PROVIDED DATA.
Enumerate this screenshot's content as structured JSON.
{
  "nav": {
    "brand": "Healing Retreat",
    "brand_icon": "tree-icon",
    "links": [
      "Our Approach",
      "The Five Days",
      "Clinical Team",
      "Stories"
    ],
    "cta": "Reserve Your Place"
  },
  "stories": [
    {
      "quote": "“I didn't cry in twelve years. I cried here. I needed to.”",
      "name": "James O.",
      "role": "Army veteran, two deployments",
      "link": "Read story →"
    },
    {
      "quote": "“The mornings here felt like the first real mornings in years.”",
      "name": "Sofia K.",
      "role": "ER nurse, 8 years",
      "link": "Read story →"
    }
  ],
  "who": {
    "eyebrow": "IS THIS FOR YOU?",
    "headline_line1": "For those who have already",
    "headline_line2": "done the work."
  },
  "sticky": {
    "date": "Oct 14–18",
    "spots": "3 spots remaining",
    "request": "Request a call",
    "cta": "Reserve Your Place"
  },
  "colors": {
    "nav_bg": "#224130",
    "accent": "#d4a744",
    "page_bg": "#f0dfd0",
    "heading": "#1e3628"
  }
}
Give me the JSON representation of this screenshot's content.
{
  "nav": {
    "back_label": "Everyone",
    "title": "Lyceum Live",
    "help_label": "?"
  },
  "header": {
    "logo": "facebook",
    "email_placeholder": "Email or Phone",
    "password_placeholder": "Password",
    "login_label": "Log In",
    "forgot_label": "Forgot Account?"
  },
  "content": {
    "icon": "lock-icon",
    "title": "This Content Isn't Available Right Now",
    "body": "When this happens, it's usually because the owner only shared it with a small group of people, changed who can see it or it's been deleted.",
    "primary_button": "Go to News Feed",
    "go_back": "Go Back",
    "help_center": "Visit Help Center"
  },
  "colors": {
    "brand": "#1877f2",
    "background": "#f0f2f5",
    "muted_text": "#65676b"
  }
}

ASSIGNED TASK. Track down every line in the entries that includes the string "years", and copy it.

EXERCISE OUTPUT.
      "quote": "“I didn't cry in twelve years. I cried here. I needed to.”",
      "quote": "“The mornings here felt like the first real mornings in years.”",
      "role": "ER nurse, 8 years",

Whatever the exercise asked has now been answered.